In early 2007, Lene Hau’s “trick of the light,” stopping and switching off a light pulse in one part of space and then rekindling it in another location, gave the public and experts alike pause — just enough time to let in wonder.
The media latched on to metaphors, from the sublime (“evokes the magic of carrying moonbeams in a jar”) to the poetic (“visions in the dark of light”) to the pedestrian (“it’s like three-card Monte”). A colleague in physics, John Preskill of the California Institute of Technology, even composed a poem in honor of Hau (“But Lene Hau has built a nest/Where tired light can stop to rest”).
The pursuit of such scientific wizardry led the President and Fellows of Harvard College to award Hau, Mallinckrodt Professor of Physics and of Applied Physics, the George Ledlie Prize.
“I am very honored to receive the prize. It is really wonderful to receive this kind of recognition from your home institution,” said Hau.
The physicist’s fascination with the nature of light resulted in several breakthroughs during the past decade. In 1999, Hau slowed light down to 38 mph, or about the speed of a racing bicycle, by shooting a laser beam through incredibly cold atoms. Two years later she one-upped her own finding, bringing light to a complete standstill before restarting it and sending it once again on its path.
“The highly original discoveries of Lene and her lab remind all of us who pursue research of those ‘ah-ha’ moments that led us into the profession in the first place,” said Frans Spaepen, interim dean of Harvard’s School of Engineering and Applied Sciences (SEAS) and John C. and Helen F. Franklin Professor of Applied Physics. “I hope her success encourages the next generation of innovators to be bold, take risks, and go after the fundamental questions that really inspire them.
As with Hau’s latest discovery of exchanging light and matter, the work has life beyond the lab. Manipulating and controlling light could be of great importance for next-generation computing and lead to practical applications in optical networks and quantum cryptography.
“This feat, the sharing around of quantum information in light-form and in not just one but two atom-forms, offers great encouragement to those who hope to develop quantum computers,” said Jeremy Bloxham, dean of science in the Faculty of Arts and Sciences.
“Lene’s work is path-breaking,” added Harvard’s Provost Steven E. Hyman. “Her research blurs the boundaries between basic and applied science, draws on the talent and people of two Schools and several departments, and provides a literally glowing example of how taking daring intellectual risks leads to profound rewards.”
Hau, a recently elected member of the Royal Swedish Academy of Sciences and a 2001 MacArthur “Genius” Fellow, received her B.S., M.S., and Ph.D. degrees from the University of Aarhus in her home country of Denmark. Her Ph.D. work was in theoretical solid state physics, a field completely different from that of her later work with ultracold atoms.
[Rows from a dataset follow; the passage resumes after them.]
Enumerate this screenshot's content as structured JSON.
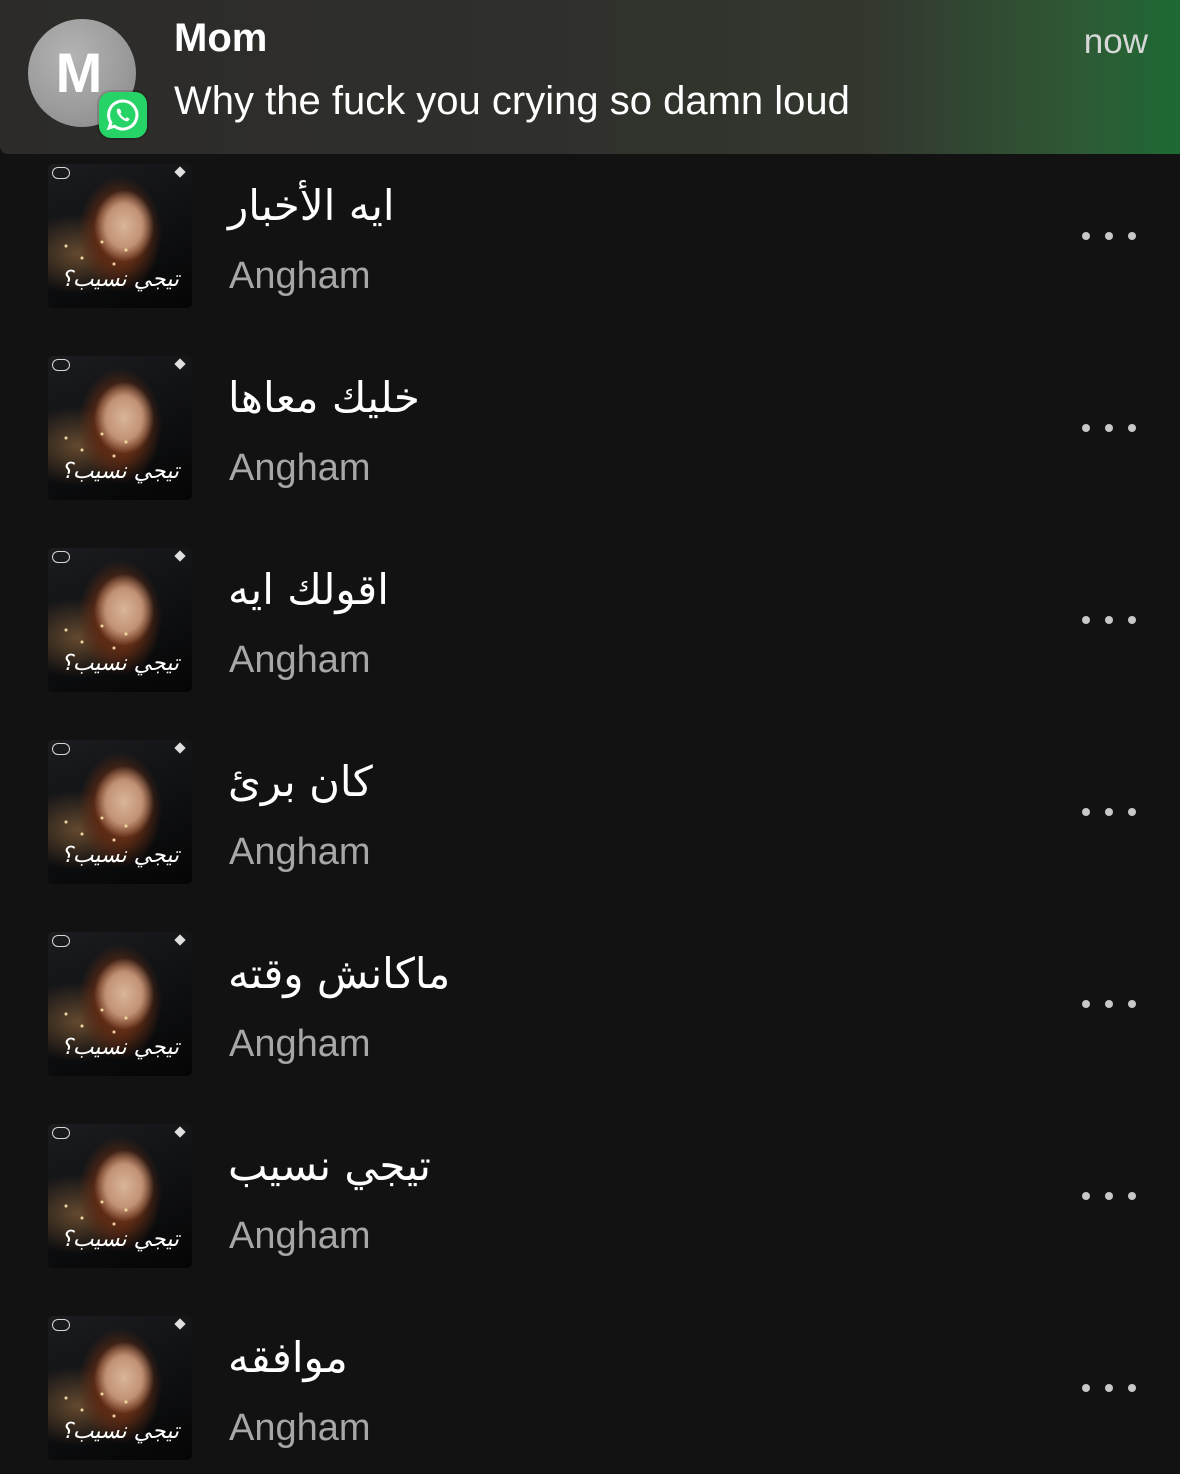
{
  "notification": {
    "avatar_letter": "M",
    "app_icon": "whatsapp-icon",
    "sender": "Mom",
    "message": "Why the fuck you crying so damn loud",
    "time": "now"
  },
  "tracks": [
    {
      "title": "ايه الأخبار",
      "artist": "Angham"
    },
    {
      "title": "خليك معاها",
      "artist": "Angham"
    },
    {
      "title": "اقولك ايه",
      "artist": "Angham"
    },
    {
      "title": "كان برئ",
      "artist": "Angham"
    },
    {
      "title": "ماكانش وقته",
      "artist": "Angham"
    },
    {
      "title": "تيجي نسيب",
      "artist": "Angham"
    },
    {
      "title": "موافقه",
      "artist": "Angham"
    }
  ],
  "cover_art": {
    "text": "تيجي نسيب؟"
  },
  "colors": {
    "background": "#121212",
    "whatsapp_green": "#25d366",
    "artist_gray": "#a7a7a7"
  }
}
In 1989, she received the prestigious J.C. Jacobsen Anniversary Fellowship, awarded by the Carlsberg Foundation of Denmark. She came to Harvard as a postdoctoral fellow to pursue research with Jene Golovchenko, Rumsford Professor of Physics and Gordon McKay Professor of Applied Physics, who held positions at Harvard and the then-independent (and now FAS-run) Rowland Institute of Science. In 1991 Hau became a member of the scientific staff and was given her own lab at Rowland; eight years later she was appointed as a tenured member of the Harvard faculty.
Hau’s current research space, easily recognizable by the ‘Day-Glo’ orange and yellow colored walls, is located in the Cruft and Lyman Laboratories of SEAS and the Physics Department.
“The experiments we do require an intense focus and often run late into the night,” said Hau. “They require teamwork, and it has been a great experience to work with [the] bright and dedicated young people — students and postdocs — we have here at Harvard. … They keep you on your toes!”
The Ledlie Prize is awarded no more than once every two years to someone affiliated with the University who “since the last awarding of said prize has by research, discovery or otherwise made the most valuable contribution to science, or in any way for the benefit of mankind.” Robert B. Woodward, the Morris Loeb Professor of Chemistry, was the first recipient in 1955. Other winners have included Judah Folkman, the Julia Dyckman Andrus Professor of Pediatric Surgery; Douglas Melton, the Thomas Dudley Cabot Professor of the Natural Sciences; Gerald Gabrielse, the George Vasmer Leverett Professor of Physics; and most recently, in 2006, Lakshminarayanan Mahadevan, Lola England de Valpine Professor of Applied Mathematics at SEAS.